You didn't fight for me how I would have fought for you. Not hard enough, at least.

You never stood up for us in the face of your menacing parents when they found out about our relationship. When your mother chased me out of the house, you didn’t mutter a word. You didn’t even try to stop her.

You didn’t stand up for me like I expected you to. It was all too disappointing.

There I was, like a roach swept out of the house, surrounded by the silence of the other roach who claimed to love me more than himself. You allowed their intolerance of same-sex couples to tear us apart.

You allowed their ignorance about the modern-day version of love to shoot me down.

In my head, I was screaming like Cristina Yang in "Grey’s Anatomy," "Be my person, Owen! Be my freaking person!" But, you chose to be the "good" son for them instead of a fighter for me.

I still can't understand how you put up with that suffocating homophobia — the very force that looks down upon your own true self — floating around in your house.

In the end, you let it poison the loving (though secret) relationship we’d built over the two years since we'd met as freshmen.

I had pictured the two of us, happy at our graduation ceremony, where we would have celebrated the end of our college lives in oversized, dark blue graduation gowns.

There and then, we would have been celebrating the fact that we’d survived four years of loving and fighting with and for each other, protecting our love against the non-believers.

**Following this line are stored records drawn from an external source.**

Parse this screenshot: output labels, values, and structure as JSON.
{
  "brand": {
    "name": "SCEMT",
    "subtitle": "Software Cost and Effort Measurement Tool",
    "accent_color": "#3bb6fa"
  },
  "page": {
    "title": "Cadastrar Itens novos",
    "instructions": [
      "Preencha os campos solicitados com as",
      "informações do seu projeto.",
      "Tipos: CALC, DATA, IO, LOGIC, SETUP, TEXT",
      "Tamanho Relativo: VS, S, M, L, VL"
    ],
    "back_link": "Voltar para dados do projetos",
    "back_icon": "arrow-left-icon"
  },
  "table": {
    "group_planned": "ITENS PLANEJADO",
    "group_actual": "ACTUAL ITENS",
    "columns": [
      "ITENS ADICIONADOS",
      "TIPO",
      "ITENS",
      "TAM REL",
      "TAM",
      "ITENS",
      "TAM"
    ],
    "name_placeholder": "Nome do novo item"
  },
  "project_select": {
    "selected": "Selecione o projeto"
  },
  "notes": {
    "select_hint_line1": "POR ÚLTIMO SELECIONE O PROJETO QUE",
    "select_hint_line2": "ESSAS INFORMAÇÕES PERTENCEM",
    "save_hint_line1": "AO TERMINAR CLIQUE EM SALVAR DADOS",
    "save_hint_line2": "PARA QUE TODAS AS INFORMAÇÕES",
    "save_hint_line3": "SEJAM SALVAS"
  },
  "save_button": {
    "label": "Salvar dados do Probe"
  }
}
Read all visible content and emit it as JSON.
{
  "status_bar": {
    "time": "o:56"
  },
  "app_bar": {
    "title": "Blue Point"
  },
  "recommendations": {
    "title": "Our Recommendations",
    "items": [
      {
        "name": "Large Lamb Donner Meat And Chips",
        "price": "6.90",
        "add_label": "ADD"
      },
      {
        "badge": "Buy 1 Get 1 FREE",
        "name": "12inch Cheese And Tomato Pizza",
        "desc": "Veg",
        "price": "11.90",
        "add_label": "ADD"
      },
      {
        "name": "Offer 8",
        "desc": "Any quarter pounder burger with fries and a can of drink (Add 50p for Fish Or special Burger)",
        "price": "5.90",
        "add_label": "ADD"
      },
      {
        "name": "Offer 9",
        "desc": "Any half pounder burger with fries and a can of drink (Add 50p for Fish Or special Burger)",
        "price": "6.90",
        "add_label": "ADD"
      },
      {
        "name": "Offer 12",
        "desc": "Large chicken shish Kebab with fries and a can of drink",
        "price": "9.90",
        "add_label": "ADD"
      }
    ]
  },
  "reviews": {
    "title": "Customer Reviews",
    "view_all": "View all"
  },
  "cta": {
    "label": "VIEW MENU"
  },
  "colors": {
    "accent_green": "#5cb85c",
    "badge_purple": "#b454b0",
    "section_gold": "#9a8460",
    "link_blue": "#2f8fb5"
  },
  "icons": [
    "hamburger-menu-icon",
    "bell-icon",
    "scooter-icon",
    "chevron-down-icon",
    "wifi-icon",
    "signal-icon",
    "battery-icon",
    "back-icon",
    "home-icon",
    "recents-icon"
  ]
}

I thought our love was great enough to fend off any arrow, dart or bullet that flew our way. I thought your love for me was boundless. I thought you loved me with all your will.

I believed you with all my heart and soul when you said to me, "You are the important thing in my life because you’re the one I want to spend the rest of my life with."

Now it all seems like a big fat joke. You and I hid our relationship from everyone we knew, even those who were close to us — those we loved.

How did I not realize something wasn't quite right with that arrangement from the beginning?

We were supposedly best friends in front of your friends and family, but when we retreated back into your room, under the covers, we became wild lovers and unleashed every restraint.

There, pinned down on bed, we forgot about the pretense we put up in front of people. I thought to myself, "This is all that matters. This is all that I need: you." But, it’s not true.

I needed more. But for you, I compromised and settled for less.

When you called for the breakup, it felt like you spit in my face. It was your parents’ spit, only delivered by you. It was like they had won, somewhat.

Now, six months after the breakup, I still feel slightly angry whenever I think back about that wretched relationship. Don’t get me wrong; I am not renouncing all the very beautiful and lovely memories we had together.

I am also not denying all of the countless sacrifices you made for me over the past two and a half years.

I am writing this now because I need to confront the trauma — the trauma of having to fight for someone I love against his parents (and then losing it all).

Because now I have a new person in my life, and when he told me he was going to tell his parents about us, my face turned white with fear.

Perplexed by this sudden bout of jitter rising from my gut to my chest, I asked myself, "What’s wrong?"

I realized it’s because I was afraid history might repeat itself.

Even if I’m ready to fight for whatever is right, the other party might cower in the face of parental objection, leaving me stranded in the battlefield by myself, again.

I was afraid that love just wasn't enough.

But, I reassured myself that it was not true. I must not allow the ghost of my past relationship haunt my new one. He is not you, and his family is not yours.

I should stop dragging this corpse of my previous relationship around with me. It was time to let go.

An old Chinese proverb reads, "Be rid of the old else the new never comes." It’s true. Still, it takes time to renew my mind and slay the demons in my head one by one.

Nonetheless, I want to thank you for showing me the true meaning of, “It takes two hands to clap.” Love needs a mutual understanding and mutual cooperation.

Love’s beauty resides in the two lovers’ determination to fight for each other when their castle of love is threatened.

But, it's true some castles stand strong in the face of the fiercest storm while others collapse into a pile of sand upon the slightest drop of rain.